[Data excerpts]
•••

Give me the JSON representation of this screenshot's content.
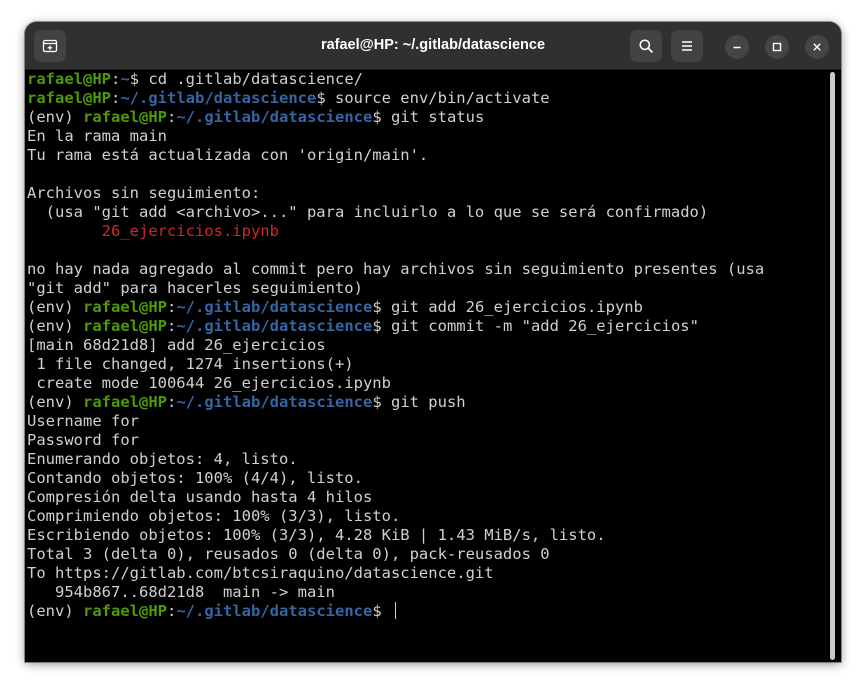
{
  "window": {
    "title": "rafael@HP: ~/.gitlab/datascience"
  },
  "icons": {
    "new_tab": "new-tab-icon",
    "search": "search-icon",
    "menu": "hamburger-menu-icon",
    "minimize": "minimize-icon",
    "maximize": "maximize-icon",
    "close": "close-icon"
  },
  "colors": {
    "user_host": "#4e9a06",
    "path": "#3465a4",
    "untracked_file": "#cc2929",
    "text": "#d0d0d0",
    "background": "#000000",
    "titlebar": "#303030"
  },
  "terminal": {
    "lines": [
      {
        "kind": "prompt",
        "env": "",
        "user": "rafael@HP",
        "path": "~",
        "cmd": "cd .gitlab/datascience/"
      },
      {
        "kind": "prompt",
        "env": "",
        "user": "rafael@HP",
        "path": "~/.gitlab/datascience",
        "cmd": "source env/bin/activate"
      },
      {
        "kind": "prompt",
        "env": "(env) ",
        "user": "rafael@HP",
        "path": "~/.gitlab/datascience",
        "cmd": "git status"
      },
      {
        "kind": "text",
        "text": "En la rama main"
      },
      {
        "kind": "text",
        "text": "Tu rama está actualizada con 'origin/main'."
      },
      {
        "kind": "text",
        "text": ""
      },
      {
        "kind": "text",
        "text": "Archivos sin seguimiento:"
      },
      {
        "kind": "text",
        "text": "  (usa \"git add <archivo>...\" para incluirlo a lo que se será confirmado)"
      },
      {
        "kind": "untracked",
        "text": "        26_ejercicios.ipynb"
      },
      {
        "kind": "text",
        "text": ""
      },
      {
        "kind": "text",
        "text": "no hay nada agregado al commit pero hay archivos sin seguimiento presentes (usa"
      },
      {
        "kind": "text",
        "text": "\"git add\" para hacerles seguimiento)"
      },
      {
        "kind": "prompt",
        "env": "(env) ",
        "user": "rafael@HP",
        "path": "~/.gitlab/datascience",
        "cmd": "git add 26_ejercicios.ipynb"
      },
      {
        "kind": "prompt",
        "env": "(env) ",
        "user": "rafael@HP",
        "path": "~/.gitlab/datascience",
        "cmd": "git commit -m \"add 26_ejercicios\""
      },
      {
        "kind": "text",
        "text": "[main 68d21d8] add 26_ejercicios"
      },
      {
        "kind": "text",
        "text": " 1 file changed, 1274 insertions(+)"
      },
      {
        "kind": "text",
        "text": " create mode 100644 26_ejercicios.ipynb"
      },
      {
        "kind": "prompt",
        "env": "(env) ",
        "user": "rafael@HP",
        "path": "~/.gitlab/datascience",
        "cmd": "git push"
      },
      {
        "kind": "text",
        "text": "Username for"
      },
      {
        "kind": "text",
        "text": "Password for"
      },
      {
        "kind": "text",
        "text": "Enumerando objetos: 4, listo."
      },
      {
        "kind": "text",
        "text": "Contando objetos: 100% (4/4), listo."
      },
      {
        "kind": "text",
        "text": "Compresión delta usando hasta 4 hilos"
      },
      {
        "kind": "text",
        "text": "Comprimiendo objetos: 100% (3/3), listo."
      },
      {
        "kind": "text",
        "text": "Escribiendo objetos: 100% (3/3), 4.28 KiB | 1.43 MiB/s, listo."
      },
      {
        "kind": "text",
        "text": "Total 3 (delta 0), reusados 0 (delta 0), pack-reusados 0"
      },
      {
        "kind": "text",
        "text": "To https://gitlab.com/btcsiraquino/datascience.git"
      },
      {
        "kind": "text",
        "text": "   954b867..68d21d8  main -> main"
      },
      {
        "kind": "prompt",
        "env": "(env) ",
        "user": "rafael@HP",
        "path": "~/.gitlab/datascience",
        "cmd": "",
        "cursor": true
      }
    ]
  }
}
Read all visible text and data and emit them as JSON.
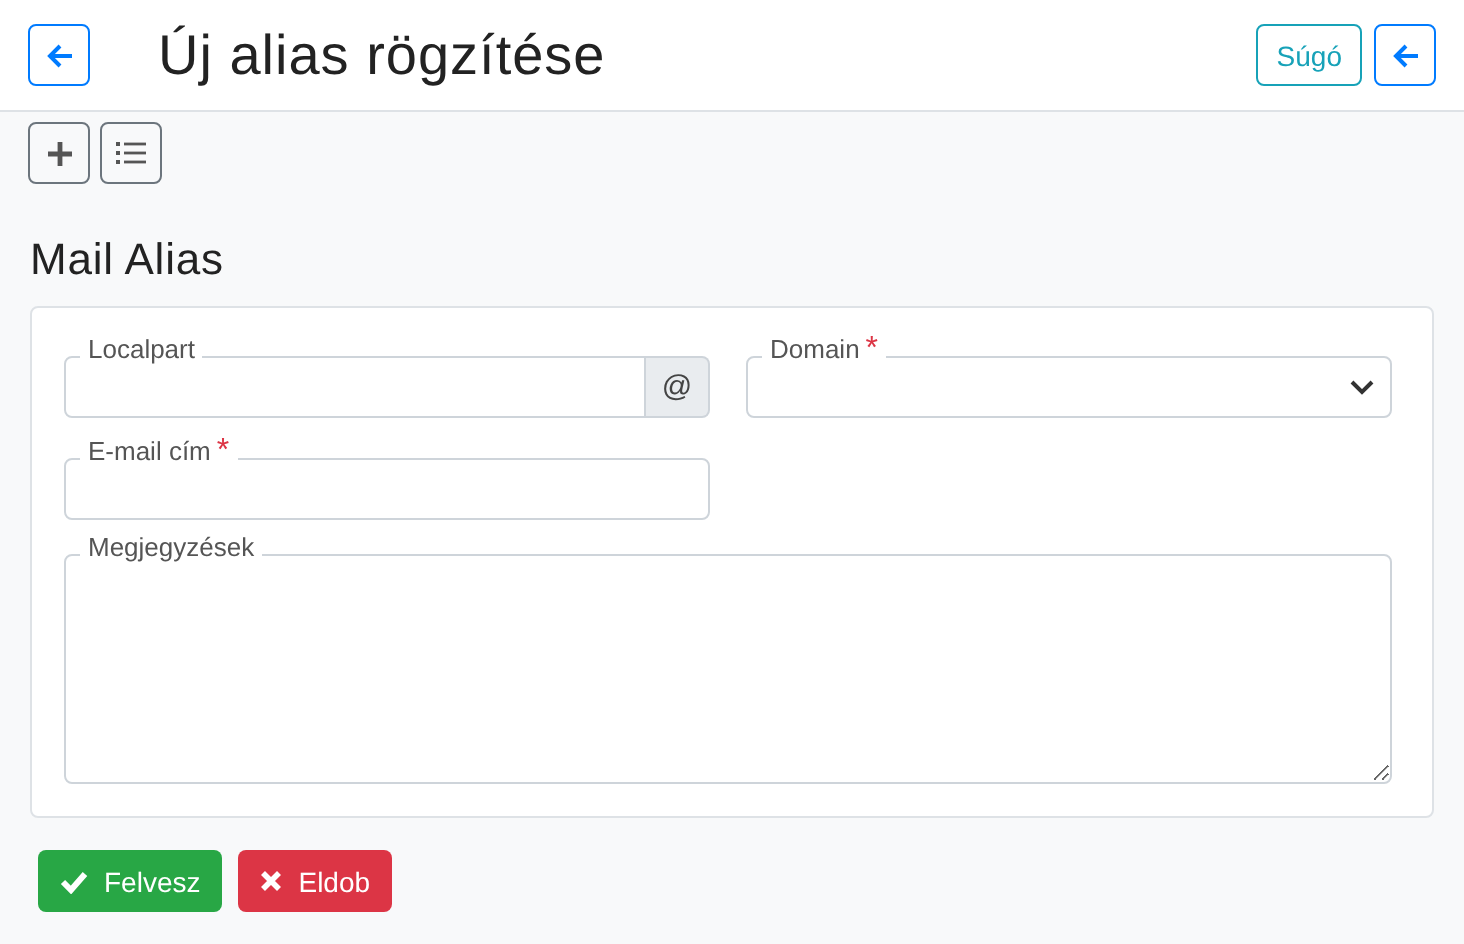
{
  "header": {
    "title": "Új alias rögzítése",
    "help_button": "Súgó"
  },
  "section_title": "Mail Alias",
  "fields": [
    {
      "kind": "addon-input",
      "label": "Localpart",
      "addon": "@"
    },
    {
      "kind": "select",
      "label": "Domain",
      "required_mark": "*"
    },
    {
      "kind": "input",
      "label": "E-mail cím",
      "required_mark": "*"
    },
    {
      "kind": "textarea",
      "label": "Megjegyzések"
    }
  ],
  "buttons": [
    {
      "kind": "save",
      "label": "Felvesz"
    },
    {
      "kind": "cancel",
      "label": "Eldob"
    }
  ]
}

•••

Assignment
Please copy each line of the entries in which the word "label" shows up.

Exercise solution
      "label": "Localpart",
      "label": "Domain",
      "label": "E-mail cím",
      "label": "Megjegyzések"
      "label": "Felvesz"
      "label": "Eldob"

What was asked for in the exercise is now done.